Required work.
Each entry below is to be copied verbatim.

[Opening Provided data section]

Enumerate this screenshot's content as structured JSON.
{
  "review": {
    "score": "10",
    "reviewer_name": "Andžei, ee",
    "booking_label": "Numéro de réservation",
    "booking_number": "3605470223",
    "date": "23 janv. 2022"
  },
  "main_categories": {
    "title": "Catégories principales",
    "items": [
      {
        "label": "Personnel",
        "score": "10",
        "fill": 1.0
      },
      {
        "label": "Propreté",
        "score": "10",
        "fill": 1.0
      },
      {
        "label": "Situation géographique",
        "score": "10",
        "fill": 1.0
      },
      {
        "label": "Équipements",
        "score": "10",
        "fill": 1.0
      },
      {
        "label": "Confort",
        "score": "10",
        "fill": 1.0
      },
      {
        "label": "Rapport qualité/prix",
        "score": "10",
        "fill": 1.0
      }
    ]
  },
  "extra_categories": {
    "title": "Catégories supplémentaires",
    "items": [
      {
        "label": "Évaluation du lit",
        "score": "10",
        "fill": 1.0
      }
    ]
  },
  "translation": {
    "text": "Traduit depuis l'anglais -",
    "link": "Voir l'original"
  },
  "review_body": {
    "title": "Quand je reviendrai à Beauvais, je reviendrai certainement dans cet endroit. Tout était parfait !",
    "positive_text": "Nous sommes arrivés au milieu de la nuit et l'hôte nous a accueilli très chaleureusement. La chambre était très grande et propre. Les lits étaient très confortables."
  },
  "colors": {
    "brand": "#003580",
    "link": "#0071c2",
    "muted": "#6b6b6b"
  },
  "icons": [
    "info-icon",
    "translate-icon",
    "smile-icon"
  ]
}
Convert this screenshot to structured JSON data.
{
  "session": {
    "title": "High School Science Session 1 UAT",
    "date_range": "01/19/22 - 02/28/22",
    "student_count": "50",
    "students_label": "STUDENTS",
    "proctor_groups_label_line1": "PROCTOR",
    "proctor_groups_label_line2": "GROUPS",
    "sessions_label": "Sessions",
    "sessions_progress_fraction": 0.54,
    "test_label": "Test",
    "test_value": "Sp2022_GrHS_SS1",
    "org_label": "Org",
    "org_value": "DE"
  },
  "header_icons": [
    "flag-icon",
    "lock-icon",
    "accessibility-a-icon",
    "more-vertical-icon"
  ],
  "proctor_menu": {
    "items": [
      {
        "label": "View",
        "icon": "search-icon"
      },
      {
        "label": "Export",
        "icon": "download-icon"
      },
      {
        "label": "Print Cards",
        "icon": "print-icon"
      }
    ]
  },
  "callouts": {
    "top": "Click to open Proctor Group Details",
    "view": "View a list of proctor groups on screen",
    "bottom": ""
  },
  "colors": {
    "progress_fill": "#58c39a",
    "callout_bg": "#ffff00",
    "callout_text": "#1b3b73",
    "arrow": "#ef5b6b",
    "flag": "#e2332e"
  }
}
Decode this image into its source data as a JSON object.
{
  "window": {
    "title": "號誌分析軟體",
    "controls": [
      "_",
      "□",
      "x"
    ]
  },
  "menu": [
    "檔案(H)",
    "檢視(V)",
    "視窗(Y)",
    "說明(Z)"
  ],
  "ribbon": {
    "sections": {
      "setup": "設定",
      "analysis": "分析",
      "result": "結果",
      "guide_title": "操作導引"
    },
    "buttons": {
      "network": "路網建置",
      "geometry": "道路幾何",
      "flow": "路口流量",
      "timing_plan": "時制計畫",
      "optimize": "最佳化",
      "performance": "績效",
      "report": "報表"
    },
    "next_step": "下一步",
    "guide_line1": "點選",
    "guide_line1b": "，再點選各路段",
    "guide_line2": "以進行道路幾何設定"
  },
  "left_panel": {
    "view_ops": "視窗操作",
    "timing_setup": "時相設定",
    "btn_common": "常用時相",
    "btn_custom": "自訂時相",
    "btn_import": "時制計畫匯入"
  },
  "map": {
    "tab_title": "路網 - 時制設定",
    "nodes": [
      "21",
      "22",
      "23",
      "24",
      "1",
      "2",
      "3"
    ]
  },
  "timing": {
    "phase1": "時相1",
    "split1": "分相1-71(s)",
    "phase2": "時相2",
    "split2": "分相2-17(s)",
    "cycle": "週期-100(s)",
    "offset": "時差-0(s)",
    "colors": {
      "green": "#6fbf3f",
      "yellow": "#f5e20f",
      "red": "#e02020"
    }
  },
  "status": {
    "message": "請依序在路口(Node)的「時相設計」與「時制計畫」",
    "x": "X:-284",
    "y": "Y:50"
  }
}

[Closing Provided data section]

Solution for this exercise.
Enumerate this screenshot's content as structured JSON.
{
  "review": {
    "score": "10",
    "reviewer_name": "Andžei, ee",
    "booking_label": "Numéro de réservation",
    "booking_number": "3605470223",
    "date": "23 janv. 2022"
  },
  "main_categories": {
    "title": "Catégories principales",
    "items": [
      {
        "label": "Personnel",
        "score": "10",
        "fill": 1.0
      },
      {
        "label": "Propreté",
        "score": "10",
        "fill": 1.0
      },
      {
        "label": "Situation géographique",
        "score": "10",
        "fill": 1.0
      },
      {
        "label": "Équipements",
        "score": "10",
        "fill": 1.0
      },
      {
        "label": "Confort",
        "score": "10",
        "fill": 1.0
      },
      {
        "label": "Rapport qualité/prix",
        "score": "10",
        "fill": 1.0
      }
    ]
  },
  "extra_categories": {
    "title": "Catégories supplémentaires",
    "items": [
      {
        "label": "Évaluation du lit",
        "score": "10",
        "fill": 1.0
      }
    ]
  },
  "translation": {
    "text": "Traduit depuis l'anglais -",
    "link": "Voir l'original"
  },
  "review_body": {
    "title": "Quand je reviendrai à Beauvais, je reviendrai certainement dans cet endroit. Tout était parfait !",
    "positive_text": "Nous sommes arrivés au milieu de la nuit et l'hôte nous a accueilli très chaleureusement. La chambre était très grande et propre. Les lits étaient très confortables."
  },
  "colors": {
    "brand": "#003580",
    "link": "#0071c2",
    "muted": "#6b6b6b"
  },
  "icons": [
    "info-icon",
    "translate-icon",
    "smile-icon"
  ]
}
Convert this screenshot to structured JSON data.
{
  "session": {
    "title": "High School Science Session 1 UAT",
    "date_range": "01/19/22 - 02/28/22",
    "student_count": "50",
    "students_label": "STUDENTS",
    "proctor_groups_label_line1": "PROCTOR",
    "proctor_groups_label_line2": "GROUPS",
    "sessions_label": "Sessions",
    "sessions_progress_fraction": 0.54,
    "test_label": "Test",
    "test_value": "Sp2022_GrHS_SS1",
    "org_label": "Org",
    "org_value": "DE"
  },
  "header_icons": [
    "flag-icon",
    "lock-icon",
    "accessibility-a-icon",
    "more-vertical-icon"
  ],
  "proctor_menu": {
    "items": [
      {
        "label": "View",
        "icon": "search-icon"
      },
      {
        "label": "Export",
        "icon": "download-icon"
      },
      {
        "label": "Print Cards",
        "icon": "print-icon"
      }
    ]
  },
  "callouts": {
    "top": "Click to open Proctor Group Details",
    "view": "View a list of proctor groups on screen",
    "bottom": ""
  },
  "colors": {
    "progress_fill": "#58c39a",
    "callout_bg": "#ffff00",
    "callout_text": "#1b3b73",
    "arrow": "#ef5b6b",
    "flag": "#e2332e"
  }
}
Decode this image into its source data as a JSON object.
{
  "window": {
    "title": "號誌分析軟體",
    "controls": [
      "_",
      "□",
      "x"
    ]
  },
  "menu": [
    "檔案(H)",
    "檢視(V)",
    "視窗(Y)",
    "說明(Z)"
  ],
  "ribbon": {
    "sections": {
      "setup": "設定",
      "analysis": "分析",
      "result": "結果",
      "guide_title": "操作導引"
    },
    "buttons": {
      "network": "路網建置",
      "geometry": "道路幾何",
      "flow": "路口流量",
      "timing_plan": "時制計畫",
      "optimize": "最佳化",
      "performance": "績效",
      "report": "報表"
    },
    "next_step": "下一步",
    "guide_line1": "點選",
    "guide_line1b": "，再點選各路段",
    "guide_line2": "以進行道路幾何設定"
  },
  "left_panel": {
    "view_ops": "視窗操作",
    "timing_setup": "時相設定",
    "btn_common": "常用時相",
    "btn_custom": "自訂時相",
    "btn_import": "時制計畫匯入"
  },
  "map": {
    "tab_title": "路網 - 時制設定",
    "nodes": [
      "21",
      "22",
      "23",
      "24",
      "1",
      "2",
      "3"
    ]
  },
  "timing": {
    "phase1": "時相1",
    "split1": "分相1-71(s)",
    "phase2": "時相2",
    "split2": "分相2-17(s)",
    "cycle": "週期-100(s)",
    "offset": "時差-0(s)",
    "colors": {
      "green": "#6fbf3f",
      "yellow": "#f5e20f",
      "red": "#e02020"
    }
  },
  "status": {
    "message": "請依序在路口(Node)的「時相設計」與「時制計畫」",
    "x": "X:-284",
    "y": "Y:50"
  }
}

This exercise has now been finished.